Greek Mythology
King of Cyprus, where women called Propoetides gave their bodies to anyone they wanted. Pygmalion was disgusted by them and swore never to marry. He lived alone, making sculptures so beautiful that his fame reached Olympus, and Aphrodite herself came to pose.
Pygmalion was so inspired by Aphrodite that he carved a statue of unprecedented beauty out of ivory. He worked on it until it reached absolute perfection and was unapproachable by any statue or even a living woman. It was so realistic that the artist fell passionately in love with it. He would kiss and caress the motionless figure, receiving no response. He adorned her with jewelry and clothes and brought her gifts of flowers, pet birds, and shells, pretending that she eagerly thanked him.
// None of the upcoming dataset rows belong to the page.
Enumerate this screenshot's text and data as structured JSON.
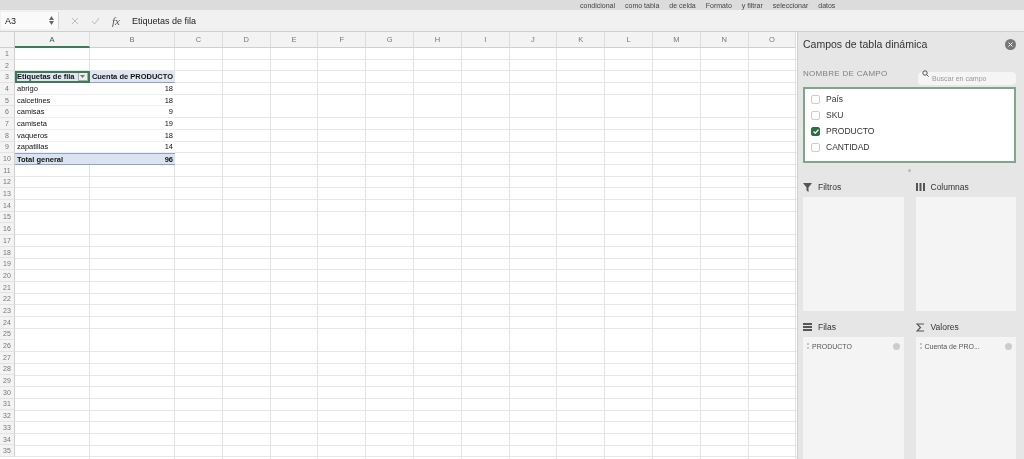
{
  "ribbon": [
    "condicional",
    "como tabla",
    "de celda",
    "Formato",
    "y filtrar",
    "seleccionar",
    "datos"
  ],
  "formula_bar": {
    "name_box": "A3",
    "function_symbol": "fx",
    "value": "Etiquetas de fila"
  },
  "sheet": {
    "columns": [
      {
        "label": "A",
        "selected": true
      },
      {
        "label": "B",
        "selected": false
      },
      {
        "label": "C",
        "selected": false
      },
      {
        "label": "D",
        "selected": false
      },
      {
        "label": "E",
        "selected": false
      },
      {
        "label": "F",
        "selected": false
      },
      {
        "label": "G",
        "selected": false
      },
      {
        "label": "H",
        "selected": false
      },
      {
        "label": "I",
        "selected": false
      },
      {
        "label": "J",
        "selected": false
      },
      {
        "label": "K",
        "selected": false
      },
      {
        "label": "L",
        "selected": false
      },
      {
        "label": "M",
        "selected": false
      },
      {
        "label": "N",
        "selected": false
      },
      {
        "label": "O",
        "selected": false
      }
    ],
    "rows": [
      {
        "number": "1",
        "kind": "empty"
      },
      {
        "number": "2",
        "kind": "empty"
      },
      {
        "number": "3",
        "kind": "header",
        "cells": [
          "Etiquetas de fila",
          "Cuenta de PRODUCTO"
        ]
      },
      {
        "number": "4",
        "kind": "item",
        "cells": [
          "abrigo",
          "18"
        ]
      },
      {
        "number": "5",
        "kind": "item",
        "cells": [
          "calcetines",
          "18"
        ]
      },
      {
        "number": "6",
        "kind": "item",
        "cells": [
          "camisas",
          "9"
        ]
      },
      {
        "number": "7",
        "kind": "item",
        "cells": [
          "camiseta",
          "19"
        ]
      },
      {
        "number": "8",
        "kind": "item",
        "cells": [
          "vaqueros",
          "18"
        ]
      },
      {
        "number": "9",
        "kind": "item",
        "cells": [
          "zapatillas",
          "14"
        ]
      },
      {
        "number": "10",
        "kind": "total",
        "cells": [
          "Total general",
          "96"
        ]
      },
      {
        "number": "11",
        "kind": "empty"
      },
      {
        "number": "12",
        "kind": "empty"
      },
      {
        "number": "13",
        "kind": "empty"
      },
      {
        "number": "14",
        "kind": "empty"
      },
      {
        "number": "15",
        "kind": "empty"
      },
      {
        "number": "16",
        "kind": "empty"
      },
      {
        "number": "17",
        "kind": "empty"
      },
      {
        "number": "18",
        "kind": "empty"
      },
      {
        "number": "19",
        "kind": "empty"
      },
      {
        "number": "20",
        "kind": "empty"
      },
      {
        "number": "21",
        "kind": "empty"
      },
      {
        "number": "22",
        "kind": "empty"
      },
      {
        "number": "23",
        "kind": "empty"
      },
      {
        "number": "24",
        "kind": "empty"
      },
      {
        "number": "25",
        "kind": "empty"
      },
      {
        "number": "26",
        "kind": "empty"
      },
      {
        "number": "27",
        "kind": "empty"
      },
      {
        "number": "28",
        "kind": "empty"
      },
      {
        "number": "29",
        "kind": "empty"
      },
      {
        "number": "30",
        "kind": "empty"
      },
      {
        "number": "31",
        "kind": "empty"
      },
      {
        "number": "32",
        "kind": "empty"
      },
      {
        "number": "33",
        "kind": "empty"
      },
      {
        "number": "34",
        "kind": "empty"
      },
      {
        "number": "35",
        "kind": "empty"
      }
    ]
  },
  "pivot_panel": {
    "title": "Campos de tabla dinámica",
    "field_name_label": "NOMBRE DE CAMPO",
    "search": {
      "placeholder": "Buscar en campo"
    },
    "fields": [
      {
        "label": "País",
        "checked": false
      },
      {
        "label": "SKU",
        "checked": false
      },
      {
        "label": "PRODUCTO",
        "checked": true
      },
      {
        "label": "CANTIDAD",
        "checked": false
      }
    ],
    "areas": [
      {
        "kind": "filters",
        "label": "Filtros"
      },
      {
        "kind": "columns",
        "label": "Columnas"
      },
      {
        "kind": "rows",
        "label": "Filas",
        "items": [
          "PRODUCTO"
        ]
      },
      {
        "kind": "values",
        "label": "Valores",
        "items": [
          "Cuenta de PRO..."
        ]
      }
    ]
  }
}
He even slept with her and would talk endlessly to her, but her lips remained still.
During the festival to Aphrodite, people all over the island were preparing sacrifices. When Pygmalion was standing before the altar with his sacrifice, he prayed to the gods that he be granted a wife like the beautiful statue. Aphrodite knew that his desire was for the statue, not a woman like it, and sent him a sign by making the flame on the altar flare up three times. The omen excited Pygmalion, and he hurried back home.
The statue was still on its pedestal when Pygmalion returned. He cautiously kissed her; she seemed to be warm. Her skin became soft, reminding him of wax, but this surely wasn't wax. As he held the figure in his arms, Pygmalion felt the beating of her heart. He kissed her again, and this time he felt her return it. The statue began to move, and they locked in embrace. Pygmalion named her Galatea, and  they went on to marry, with Aphrodite attending the wedding.